ABOUT THIS EXERCISE: Print the data below again in full, exactly as it stands, with no images.

THE DATA:
——————

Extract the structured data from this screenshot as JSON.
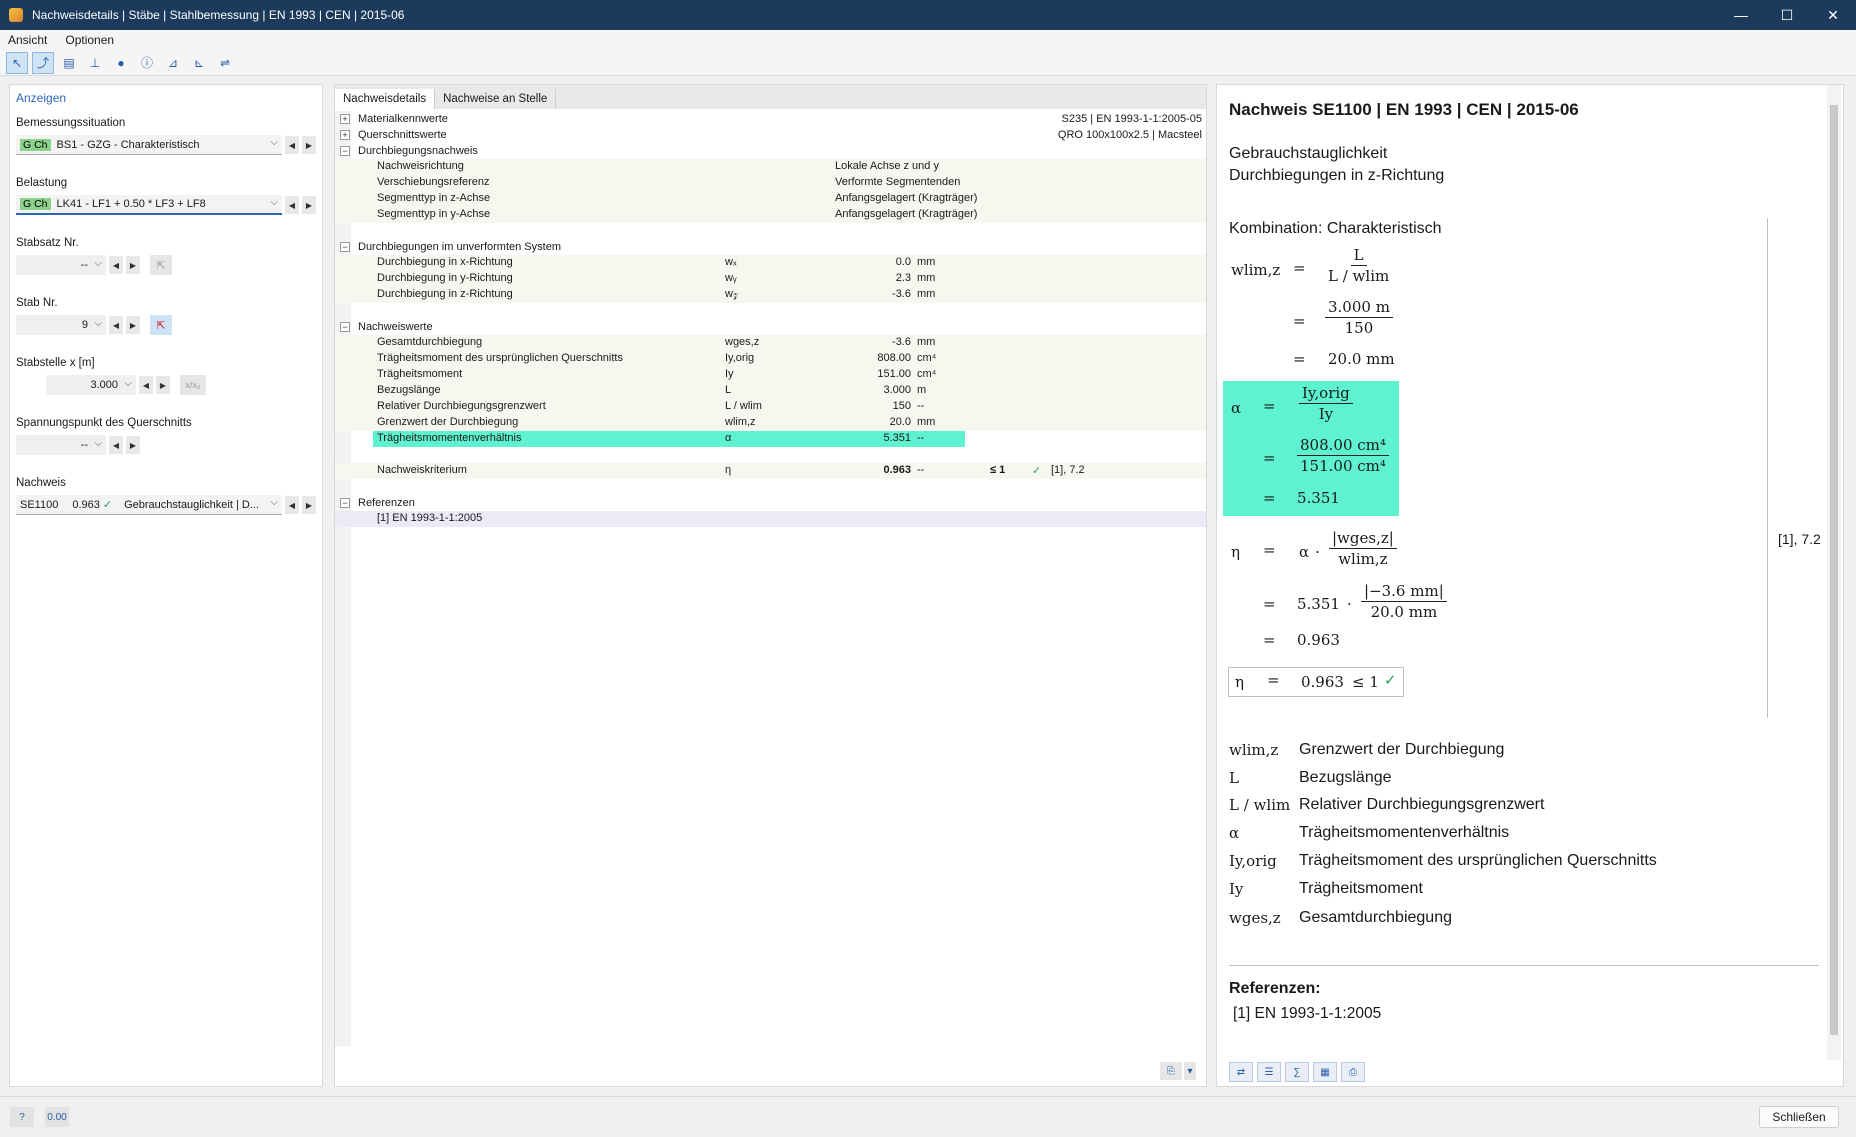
{
  "window": {
    "title": "Nachweisdetails | Stäbe | Stahlbemessung | EN 1993 | CEN | 2015-06",
    "minimize": "—",
    "maximize": "☐",
    "close": "✕"
  },
  "menu": [
    "Ansicht",
    "Optionen"
  ],
  "left": {
    "header": "Anzeigen",
    "design_situation": {
      "label": "Bemessungssituation",
      "tag": "G Ch",
      "value": "BS1 - GZG - Charakteristisch"
    },
    "load": {
      "label": "Belastung",
      "tag": "G Ch",
      "value": "LK41 - LF1 + 0.50 * LF3 + LF8"
    },
    "member_set": {
      "label": "Stabsatz Nr.",
      "value": "--"
    },
    "member": {
      "label": "Stab Nr.",
      "value": "9"
    },
    "location": {
      "label": "Stabstelle x [m]",
      "value": "3.000",
      "rel": "x/x₀"
    },
    "stress_point": {
      "label": "Spannungspunkt des Querschnitts",
      "value": "--"
    },
    "check": {
      "label": "Nachweis",
      "id": "SE1100",
      "ratio": "0.963",
      "ok": "✓",
      "type": "Gebrauchstauglichkeit | D..."
    }
  },
  "middle": {
    "tabs": [
      "Nachweisdetails",
      "Nachweise an Stelle"
    ],
    "material": {
      "label": "Materialkennwerte",
      "value": "S235 | EN 1993-1-1:2005-05"
    },
    "section": {
      "label": "Querschnittswerte",
      "value": "QRO 100x100x2.5 | Macsteel"
    },
    "deflection_check": {
      "label": "Durchbiegungsnachweis",
      "rows": [
        {
          "name": "Nachweisrichtung",
          "value": "Lokale Achse z und y"
        },
        {
          "name": "Verschiebungsreferenz",
          "value": "Verformte Segmentenden"
        },
        {
          "name": "Segmenttyp in z-Achse",
          "value": "Anfangsgelagert (Kragträger)"
        },
        {
          "name": "Segmenttyp in y-Achse",
          "value": "Anfangsgelagert (Kragträger)"
        }
      ]
    },
    "undeformed": {
      "label": "Durchbiegungen im unverformten System",
      "rows": [
        {
          "name": "Durchbiegung in x-Richtung",
          "sym": "wₓ",
          "value": "0.0",
          "unit": "mm"
        },
        {
          "name": "Durchbiegung in y-Richtung",
          "sym": "wᵧ",
          "value": "2.3",
          "unit": "mm"
        },
        {
          "name": "Durchbiegung in z-Richtung",
          "sym": "w𝓏",
          "value": "-3.6",
          "unit": "mm"
        }
      ]
    },
    "check_values": {
      "label": "Nachweiswerte",
      "rows": [
        {
          "name": "Gesamtdurchbiegung",
          "sym": "wges,z",
          "value": "-3.6",
          "unit": "mm"
        },
        {
          "name": "Trägheitsmoment des ursprünglichen Querschnitts",
          "sym": "Iy,orig",
          "value": "808.00",
          "unit": "cm⁴"
        },
        {
          "name": "Trägheitsmoment",
          "sym": "Iy",
          "value": "151.00",
          "unit": "cm⁴"
        },
        {
          "name": "Bezugslänge",
          "sym": "L",
          "value": "3.000",
          "unit": "m"
        },
        {
          "name": "Relativer Durchbiegungsgrenzwert",
          "sym": "L / wlim",
          "value": "150",
          "unit": "--"
        },
        {
          "name": "Grenzwert der Durchbiegung",
          "sym": "wlim,z",
          "value": "20.0",
          "unit": "mm"
        },
        {
          "name": "Trägheitsmomentenverhältnis",
          "sym": "α",
          "value": "5.351",
          "unit": "--"
        }
      ],
      "criterion": {
        "name": "Nachweiskriterium",
        "sym": "η",
        "value": "0.963",
        "unit": "--",
        "limit": "≤ 1",
        "ok": "✓",
        "ref": "[1], 7.2"
      }
    },
    "references": {
      "label": "Referenzen",
      "item": "[1]  EN 1993-1-1:2005"
    }
  },
  "right": {
    "title": "Nachweis SE1100 | EN 1993 | CEN | 2015-06",
    "sub1": "Gebrauchstauglichkeit",
    "sub2": "Durchbiegungen in z-Richtung",
    "combination": "Kombination: Charakteristisch",
    "w_sym": "wlim,z",
    "eq": "=",
    "f1_num": "L",
    "f1_den": "L / wlim",
    "f2_num": "3.000 m",
    "f2_den": "150",
    "w_res": "20.0 mm",
    "alpha": "α",
    "a_num": "Iy,orig",
    "a_den": "Iy",
    "a2_num": "808.00 cm⁴",
    "a2_den": "151.00 cm⁴",
    "a_res": "5.351",
    "eta": "η",
    "e_num": "|wges,z|",
    "e_den": "wlim,z",
    "e2_coef": "5.351",
    "e2_num": "|−3.6 mm|",
    "e2_den": "20.0 mm",
    "e_res": "0.963",
    "final": "0.963",
    "final_lim": "≤ 1",
    "final_ok": "✓",
    "dot": "·",
    "side_ref": "[1], 7.2",
    "legend": [
      {
        "sym": "wlim,z",
        "text": "Grenzwert der Durchbiegung"
      },
      {
        "sym": "L",
        "text": "Bezugslänge"
      },
      {
        "sym": "L / wlim",
        "text": "Relativer Durchbiegungsgrenzwert"
      },
      {
        "sym": "α",
        "text": "Trägheitsmomentenverhältnis"
      },
      {
        "sym": "Iy,orig",
        "text": "Trägheitsmoment des ursprünglichen Querschnitts"
      },
      {
        "sym": "Iy",
        "text": "Trägheitsmoment"
      },
      {
        "sym": "wges,z",
        "text": "Gesamtdurchbiegung"
      }
    ],
    "refs_title": "Referenzen:",
    "ref1": "[1]    EN 1993-1-1:2005"
  },
  "footer": {
    "close": "Schließen",
    "calc_icon": "0.00"
  },
  "colors": {
    "highlight": "#5ef2d0",
    "titlebar": "#1b3a5c",
    "accent": "#2b67b5"
  }
}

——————

RESPONSE TO THE TASK:
Extract the structured data from this screenshot as JSON.
{
  "window": {
    "title": "Nachweisdetails | Stäbe | Stahlbemessung | EN 1993 | CEN | 2015-06",
    "minimize": "—",
    "maximize": "☐",
    "close": "✕"
  },
  "menu": [
    "Ansicht",
    "Optionen"
  ],
  "left": {
    "header": "Anzeigen",
    "design_situation": {
      "label": "Bemessungssituation",
      "tag": "G Ch",
      "value": "BS1 - GZG - Charakteristisch"
    },
    "load": {
      "label": "Belastung",
      "tag": "G Ch",
      "value": "LK41 - LF1 + 0.50 * LF3 + LF8"
    },
    "member_set": {
      "label": "Stabsatz Nr.",
      "value": "--"
    },
    "member": {
      "label": "Stab Nr.",
      "value": "9"
    },
    "location": {
      "label": "Stabstelle x [m]",
      "value": "3.000",
      "rel": "x/x₀"
    },
    "stress_point": {
      "label": "Spannungspunkt des Querschnitts",
      "value": "--"
    },
    "check": {
      "label": "Nachweis",
      "id": "SE1100",
      "ratio": "0.963",
      "ok": "✓",
      "type": "Gebrauchstauglichkeit | D..."
    }
  },
  "middle": {
    "tabs": [
      "Nachweisdetails",
      "Nachweise an Stelle"
    ],
    "material": {
      "label": "Materialkennwerte",
      "value": "S235 | EN 1993-1-1:2005-05"
    },
    "section": {
      "label": "Querschnittswerte",
      "value": "QRO 100x100x2.5 | Macsteel"
    },
    "deflection_check": {
      "label": "Durchbiegungsnachweis",
      "rows": [
        {
          "name": "Nachweisrichtung",
          "value": "Lokale Achse z und y"
        },
        {
          "name": "Verschiebungsreferenz",
          "value": "Verformte Segmentenden"
        },
        {
          "name": "Segmenttyp in z-Achse",
          "value": "Anfangsgelagert (Kragträger)"
        },
        {
          "name": "Segmenttyp in y-Achse",
          "value": "Anfangsgelagert (Kragträger)"
        }
      ]
    },
    "undeformed": {
      "label": "Durchbiegungen im unverformten System",
      "rows": [
        {
          "name": "Durchbiegung in x-Richtung",
          "sym": "wₓ",
          "value": "0.0",
          "unit": "mm"
        },
        {
          "name": "Durchbiegung in y-Richtung",
          "sym": "wᵧ",
          "value": "2.3",
          "unit": "mm"
        },
        {
          "name": "Durchbiegung in z-Richtung",
          "sym": "w𝓏",
          "value": "-3.6",
          "unit": "mm"
        }
      ]
    },
    "check_values": {
      "label": "Nachweiswerte",
      "rows": [
        {
          "name": "Gesamtdurchbiegung",
          "sym": "wges,z",
          "value": "-3.6",
          "unit": "mm"
        },
        {
          "name": "Trägheitsmoment des ursprünglichen Querschnitts",
          "sym": "Iy,orig",
          "value": "808.00",
          "unit": "cm⁴"
        },
        {
          "name": "Trägheitsmoment",
          "sym": "Iy",
          "value": "151.00",
          "unit": "cm⁴"
        },
        {
          "name": "Bezugslänge",
          "sym": "L",
          "value": "3.000",
          "unit": "m"
        },
        {
          "name": "Relativer Durchbiegungsgrenzwert",
          "sym": "L / wlim",
          "value": "150",
          "unit": "--"
        },
        {
          "name": "Grenzwert der Durchbiegung",
          "sym": "wlim,z",
          "value": "20.0",
          "unit": "mm"
        },
        {
          "name": "Trägheitsmomentenverhältnis",
          "sym": "α",
          "value": "5.351",
          "unit": "--"
        }
      ],
      "criterion": {
        "name": "Nachweiskriterium",
        "sym": "η",
        "value": "0.963",
        "unit": "--",
        "limit": "≤ 1",
        "ok": "✓",
        "ref": "[1], 7.2"
      }
    },
    "references": {
      "label": "Referenzen",
      "item": "[1]  EN 1993-1-1:2005"
    }
  },
  "right": {
    "title": "Nachweis SE1100 | EN 1993 | CEN | 2015-06",
    "sub1": "Gebrauchstauglichkeit",
    "sub2": "Durchbiegungen in z-Richtung",
    "combination": "Kombination: Charakteristisch",
    "w_sym": "wlim,z",
    "eq": "=",
    "f1_num": "L",
    "f1_den": "L / wlim",
    "f2_num": "3.000 m",
    "f2_den": "150",
    "w_res": "20.0 mm",
    "alpha": "α",
    "a_num": "Iy,orig",
    "a_den": "Iy",
    "a2_num": "808.00 cm⁴",
    "a2_den": "151.00 cm⁴",
    "a_res": "5.351",
    "eta": "η",
    "e_num": "|wges,z|",
    "e_den": "wlim,z",
    "e2_coef": "5.351",
    "e2_num": "|−3.6 mm|",
    "e2_den": "20.0 mm",
    "e_res": "0.963",
    "final": "0.963",
    "final_lim": "≤ 1",
    "final_ok": "✓",
    "dot": "·",
    "side_ref": "[1], 7.2",
    "legend": [
      {
        "sym": "wlim,z",
        "text": "Grenzwert der Durchbiegung"
      },
      {
        "sym": "L",
        "text": "Bezugslänge"
      },
      {
        "sym": "L / wlim",
        "text": "Relativer Durchbiegungsgrenzwert"
      },
      {
        "sym": "α",
        "text": "Trägheitsmomentenverhältnis"
      },
      {
        "sym": "Iy,orig",
        "text": "Trägheitsmoment des ursprünglichen Querschnitts"
      },
      {
        "sym": "Iy",
        "text": "Trägheitsmoment"
      },
      {
        "sym": "wges,z",
        "text": "Gesamtdurchbiegung"
      }
    ],
    "refs_title": "Referenzen:",
    "ref1": "[1]    EN 1993-1-1:2005"
  },
  "footer": {
    "close": "Schließen",
    "calc_icon": "0.00"
  },
  "colors": {
    "highlight": "#5ef2d0",
    "titlebar": "#1b3a5c",
    "accent": "#2b67b5"
  }
}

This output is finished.